* PROBLEM TO WORK ON:
In the entries below, find each line with the string "this" and copy it.

* STUDY MATERIAL:
--*--

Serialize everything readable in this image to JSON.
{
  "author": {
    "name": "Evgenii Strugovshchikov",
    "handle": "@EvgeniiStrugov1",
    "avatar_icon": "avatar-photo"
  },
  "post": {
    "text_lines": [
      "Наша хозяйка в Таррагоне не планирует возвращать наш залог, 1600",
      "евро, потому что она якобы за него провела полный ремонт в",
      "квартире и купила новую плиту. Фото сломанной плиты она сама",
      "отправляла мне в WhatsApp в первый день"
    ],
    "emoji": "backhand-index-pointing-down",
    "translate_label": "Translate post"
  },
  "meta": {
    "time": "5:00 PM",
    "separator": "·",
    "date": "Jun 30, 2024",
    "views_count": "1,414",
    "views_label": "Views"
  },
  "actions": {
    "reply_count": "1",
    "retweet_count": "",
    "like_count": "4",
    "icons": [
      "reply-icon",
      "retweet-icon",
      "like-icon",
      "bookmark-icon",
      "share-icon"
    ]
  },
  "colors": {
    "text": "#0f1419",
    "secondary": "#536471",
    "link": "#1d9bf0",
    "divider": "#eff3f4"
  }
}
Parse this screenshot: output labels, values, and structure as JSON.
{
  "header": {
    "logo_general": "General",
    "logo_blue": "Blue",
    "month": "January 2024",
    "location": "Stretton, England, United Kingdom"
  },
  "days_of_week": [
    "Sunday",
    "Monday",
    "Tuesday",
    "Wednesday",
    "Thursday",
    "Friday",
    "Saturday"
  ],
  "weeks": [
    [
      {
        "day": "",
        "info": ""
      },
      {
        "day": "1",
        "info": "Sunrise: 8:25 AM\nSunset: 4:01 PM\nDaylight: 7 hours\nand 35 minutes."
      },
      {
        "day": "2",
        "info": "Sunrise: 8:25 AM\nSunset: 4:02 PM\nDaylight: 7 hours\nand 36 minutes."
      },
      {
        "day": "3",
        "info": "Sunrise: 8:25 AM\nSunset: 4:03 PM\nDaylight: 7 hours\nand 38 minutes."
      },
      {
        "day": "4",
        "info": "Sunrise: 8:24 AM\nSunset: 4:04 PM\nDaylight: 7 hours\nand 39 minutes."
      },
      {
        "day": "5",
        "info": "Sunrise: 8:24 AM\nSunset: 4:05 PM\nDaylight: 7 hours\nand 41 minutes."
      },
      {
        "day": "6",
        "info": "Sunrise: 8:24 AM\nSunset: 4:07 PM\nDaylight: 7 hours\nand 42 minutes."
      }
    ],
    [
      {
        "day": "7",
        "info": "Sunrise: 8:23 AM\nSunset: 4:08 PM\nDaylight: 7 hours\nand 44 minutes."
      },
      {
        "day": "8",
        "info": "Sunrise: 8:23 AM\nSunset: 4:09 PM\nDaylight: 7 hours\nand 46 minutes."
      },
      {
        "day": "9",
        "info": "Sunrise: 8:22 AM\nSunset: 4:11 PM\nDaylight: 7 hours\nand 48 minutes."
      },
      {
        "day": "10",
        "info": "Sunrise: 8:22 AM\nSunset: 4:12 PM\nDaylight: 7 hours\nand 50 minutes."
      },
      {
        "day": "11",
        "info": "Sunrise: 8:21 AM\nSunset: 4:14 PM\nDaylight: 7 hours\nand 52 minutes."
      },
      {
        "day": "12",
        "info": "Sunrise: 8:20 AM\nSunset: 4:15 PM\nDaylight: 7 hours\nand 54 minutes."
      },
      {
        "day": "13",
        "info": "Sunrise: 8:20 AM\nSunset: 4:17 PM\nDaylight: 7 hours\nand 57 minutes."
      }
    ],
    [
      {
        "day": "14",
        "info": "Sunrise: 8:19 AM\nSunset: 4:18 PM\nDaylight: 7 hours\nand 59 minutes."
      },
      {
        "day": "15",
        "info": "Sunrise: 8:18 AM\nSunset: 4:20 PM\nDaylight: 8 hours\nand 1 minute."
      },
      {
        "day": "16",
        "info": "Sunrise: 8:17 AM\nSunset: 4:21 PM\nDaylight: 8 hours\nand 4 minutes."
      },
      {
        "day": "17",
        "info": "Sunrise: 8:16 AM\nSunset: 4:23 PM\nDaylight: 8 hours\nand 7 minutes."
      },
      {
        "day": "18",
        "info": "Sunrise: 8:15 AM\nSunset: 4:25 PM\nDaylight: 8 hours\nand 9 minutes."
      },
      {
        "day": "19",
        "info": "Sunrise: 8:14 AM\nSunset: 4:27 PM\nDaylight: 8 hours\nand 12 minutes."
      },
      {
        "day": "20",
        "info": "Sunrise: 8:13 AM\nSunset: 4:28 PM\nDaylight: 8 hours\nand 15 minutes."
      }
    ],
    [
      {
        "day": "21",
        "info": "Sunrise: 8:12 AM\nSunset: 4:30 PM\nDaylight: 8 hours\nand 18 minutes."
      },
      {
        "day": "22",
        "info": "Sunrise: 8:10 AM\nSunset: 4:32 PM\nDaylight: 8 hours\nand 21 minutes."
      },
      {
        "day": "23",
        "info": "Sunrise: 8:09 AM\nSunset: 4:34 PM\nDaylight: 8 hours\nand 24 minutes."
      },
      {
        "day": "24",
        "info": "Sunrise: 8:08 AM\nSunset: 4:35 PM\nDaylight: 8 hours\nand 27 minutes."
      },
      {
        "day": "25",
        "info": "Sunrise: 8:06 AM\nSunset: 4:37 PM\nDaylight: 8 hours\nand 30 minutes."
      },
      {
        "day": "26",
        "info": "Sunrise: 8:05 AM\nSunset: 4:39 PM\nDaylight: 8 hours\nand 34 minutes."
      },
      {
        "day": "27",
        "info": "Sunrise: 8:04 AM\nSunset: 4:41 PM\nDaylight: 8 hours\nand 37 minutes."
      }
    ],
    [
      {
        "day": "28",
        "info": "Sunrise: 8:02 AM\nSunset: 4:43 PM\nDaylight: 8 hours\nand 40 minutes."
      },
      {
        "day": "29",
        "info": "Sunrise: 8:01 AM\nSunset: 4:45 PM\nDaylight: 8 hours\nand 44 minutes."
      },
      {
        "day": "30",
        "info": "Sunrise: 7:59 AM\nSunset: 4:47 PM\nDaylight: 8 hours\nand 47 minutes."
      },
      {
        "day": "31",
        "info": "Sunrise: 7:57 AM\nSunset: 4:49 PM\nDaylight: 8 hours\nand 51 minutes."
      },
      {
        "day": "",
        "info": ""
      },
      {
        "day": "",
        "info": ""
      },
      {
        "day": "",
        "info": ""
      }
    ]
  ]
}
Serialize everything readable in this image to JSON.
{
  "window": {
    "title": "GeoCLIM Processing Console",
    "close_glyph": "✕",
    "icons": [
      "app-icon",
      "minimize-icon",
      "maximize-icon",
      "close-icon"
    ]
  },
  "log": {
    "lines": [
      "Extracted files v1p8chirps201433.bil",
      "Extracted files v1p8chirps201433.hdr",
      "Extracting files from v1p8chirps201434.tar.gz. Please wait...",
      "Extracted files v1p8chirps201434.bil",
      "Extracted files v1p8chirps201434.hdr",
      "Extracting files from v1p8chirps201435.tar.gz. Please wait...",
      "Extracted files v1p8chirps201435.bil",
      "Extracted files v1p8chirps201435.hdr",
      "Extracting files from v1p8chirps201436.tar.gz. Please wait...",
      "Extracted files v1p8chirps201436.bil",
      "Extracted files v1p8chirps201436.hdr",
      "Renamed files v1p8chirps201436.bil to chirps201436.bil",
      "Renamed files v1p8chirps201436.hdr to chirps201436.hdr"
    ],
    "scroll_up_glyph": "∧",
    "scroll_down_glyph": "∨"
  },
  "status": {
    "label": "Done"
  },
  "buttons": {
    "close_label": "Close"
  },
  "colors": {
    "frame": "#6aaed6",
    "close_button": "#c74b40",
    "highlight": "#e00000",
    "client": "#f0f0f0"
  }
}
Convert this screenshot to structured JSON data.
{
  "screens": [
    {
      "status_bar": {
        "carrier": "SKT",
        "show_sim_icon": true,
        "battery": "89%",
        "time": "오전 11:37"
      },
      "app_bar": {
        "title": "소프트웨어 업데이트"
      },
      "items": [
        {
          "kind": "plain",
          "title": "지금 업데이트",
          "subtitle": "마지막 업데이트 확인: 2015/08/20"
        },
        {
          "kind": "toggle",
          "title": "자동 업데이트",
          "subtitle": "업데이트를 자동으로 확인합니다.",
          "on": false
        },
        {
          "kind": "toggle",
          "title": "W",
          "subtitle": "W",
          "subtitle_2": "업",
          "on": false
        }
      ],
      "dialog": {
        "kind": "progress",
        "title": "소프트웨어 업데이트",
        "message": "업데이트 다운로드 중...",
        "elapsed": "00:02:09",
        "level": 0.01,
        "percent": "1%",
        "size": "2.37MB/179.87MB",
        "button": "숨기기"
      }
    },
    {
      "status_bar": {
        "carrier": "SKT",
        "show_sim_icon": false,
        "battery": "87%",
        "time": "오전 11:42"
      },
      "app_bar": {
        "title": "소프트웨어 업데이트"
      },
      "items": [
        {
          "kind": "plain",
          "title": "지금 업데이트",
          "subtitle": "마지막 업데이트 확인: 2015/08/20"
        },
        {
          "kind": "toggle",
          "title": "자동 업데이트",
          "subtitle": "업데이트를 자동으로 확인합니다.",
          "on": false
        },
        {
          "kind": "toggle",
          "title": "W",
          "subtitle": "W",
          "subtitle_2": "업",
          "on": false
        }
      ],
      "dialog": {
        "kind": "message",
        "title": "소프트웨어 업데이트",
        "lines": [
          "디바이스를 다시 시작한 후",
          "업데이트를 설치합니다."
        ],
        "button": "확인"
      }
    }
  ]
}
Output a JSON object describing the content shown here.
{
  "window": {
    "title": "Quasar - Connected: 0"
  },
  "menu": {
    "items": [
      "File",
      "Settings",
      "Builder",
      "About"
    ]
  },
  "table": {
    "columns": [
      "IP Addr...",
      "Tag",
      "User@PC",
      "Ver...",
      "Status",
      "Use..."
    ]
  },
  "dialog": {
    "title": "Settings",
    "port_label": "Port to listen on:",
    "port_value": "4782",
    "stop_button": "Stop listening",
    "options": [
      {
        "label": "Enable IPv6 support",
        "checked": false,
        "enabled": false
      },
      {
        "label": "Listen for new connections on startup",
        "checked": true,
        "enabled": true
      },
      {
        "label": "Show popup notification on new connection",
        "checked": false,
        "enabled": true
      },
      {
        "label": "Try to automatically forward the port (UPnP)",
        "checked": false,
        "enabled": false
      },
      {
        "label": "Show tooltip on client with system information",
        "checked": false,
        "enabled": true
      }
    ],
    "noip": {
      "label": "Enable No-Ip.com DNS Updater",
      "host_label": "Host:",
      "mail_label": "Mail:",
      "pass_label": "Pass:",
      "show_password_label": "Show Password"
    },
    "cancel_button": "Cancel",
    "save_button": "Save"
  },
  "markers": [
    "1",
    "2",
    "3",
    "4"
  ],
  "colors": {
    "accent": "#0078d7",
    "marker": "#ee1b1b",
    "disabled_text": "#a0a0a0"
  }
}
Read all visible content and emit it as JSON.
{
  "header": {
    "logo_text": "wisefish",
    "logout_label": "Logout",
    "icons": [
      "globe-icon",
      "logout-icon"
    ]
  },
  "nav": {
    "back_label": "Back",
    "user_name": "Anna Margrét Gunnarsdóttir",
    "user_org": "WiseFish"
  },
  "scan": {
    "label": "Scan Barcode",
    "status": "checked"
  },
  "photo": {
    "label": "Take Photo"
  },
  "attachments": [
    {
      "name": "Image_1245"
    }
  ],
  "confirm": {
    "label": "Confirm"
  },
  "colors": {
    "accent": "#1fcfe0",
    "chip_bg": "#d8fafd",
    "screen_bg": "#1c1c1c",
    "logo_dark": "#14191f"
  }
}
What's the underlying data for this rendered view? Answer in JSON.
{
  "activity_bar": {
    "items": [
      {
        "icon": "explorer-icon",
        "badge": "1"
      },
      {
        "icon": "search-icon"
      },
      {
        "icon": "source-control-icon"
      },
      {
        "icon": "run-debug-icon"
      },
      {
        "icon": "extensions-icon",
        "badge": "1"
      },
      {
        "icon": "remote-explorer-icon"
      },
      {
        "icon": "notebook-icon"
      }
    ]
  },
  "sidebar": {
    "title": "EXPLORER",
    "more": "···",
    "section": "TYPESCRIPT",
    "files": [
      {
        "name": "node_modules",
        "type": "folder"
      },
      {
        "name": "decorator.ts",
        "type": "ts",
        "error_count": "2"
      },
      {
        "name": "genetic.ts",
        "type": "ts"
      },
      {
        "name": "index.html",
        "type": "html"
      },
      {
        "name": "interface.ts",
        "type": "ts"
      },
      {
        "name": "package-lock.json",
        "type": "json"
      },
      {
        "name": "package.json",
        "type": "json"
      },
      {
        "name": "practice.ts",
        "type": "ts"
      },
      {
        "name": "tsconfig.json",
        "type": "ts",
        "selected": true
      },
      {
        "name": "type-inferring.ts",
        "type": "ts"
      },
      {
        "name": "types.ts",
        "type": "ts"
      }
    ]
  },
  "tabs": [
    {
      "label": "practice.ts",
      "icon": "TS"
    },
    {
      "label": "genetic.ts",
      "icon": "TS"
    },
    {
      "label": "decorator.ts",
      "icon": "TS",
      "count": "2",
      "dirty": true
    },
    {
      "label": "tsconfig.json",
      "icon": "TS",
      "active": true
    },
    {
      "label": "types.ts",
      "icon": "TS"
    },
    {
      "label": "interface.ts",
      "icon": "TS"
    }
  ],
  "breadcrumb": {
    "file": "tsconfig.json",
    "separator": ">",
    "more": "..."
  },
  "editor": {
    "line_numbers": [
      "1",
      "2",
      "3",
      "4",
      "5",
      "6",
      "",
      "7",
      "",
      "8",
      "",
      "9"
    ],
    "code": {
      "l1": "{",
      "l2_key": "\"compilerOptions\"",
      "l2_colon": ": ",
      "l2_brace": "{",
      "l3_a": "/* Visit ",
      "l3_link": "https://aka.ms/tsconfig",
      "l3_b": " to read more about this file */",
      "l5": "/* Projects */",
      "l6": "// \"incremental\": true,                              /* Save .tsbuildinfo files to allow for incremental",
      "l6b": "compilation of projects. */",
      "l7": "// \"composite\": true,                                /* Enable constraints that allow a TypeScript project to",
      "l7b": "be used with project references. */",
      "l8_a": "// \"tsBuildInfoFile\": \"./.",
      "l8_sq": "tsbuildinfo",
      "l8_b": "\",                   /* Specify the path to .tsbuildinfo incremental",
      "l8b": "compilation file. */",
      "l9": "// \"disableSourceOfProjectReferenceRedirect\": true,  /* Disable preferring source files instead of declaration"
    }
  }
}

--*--

* EXERCISE RESULT:
Serialize everything readable in this image to JSON.
Parse this screenshot: output labels, values, and structure as JSON.
Serialize everything readable in this image to JSON.
Convert this screenshot to structured JSON data.
What's the underlying data for this rendered view? Answer in JSON.
      "l3_b": " to read more about this file */",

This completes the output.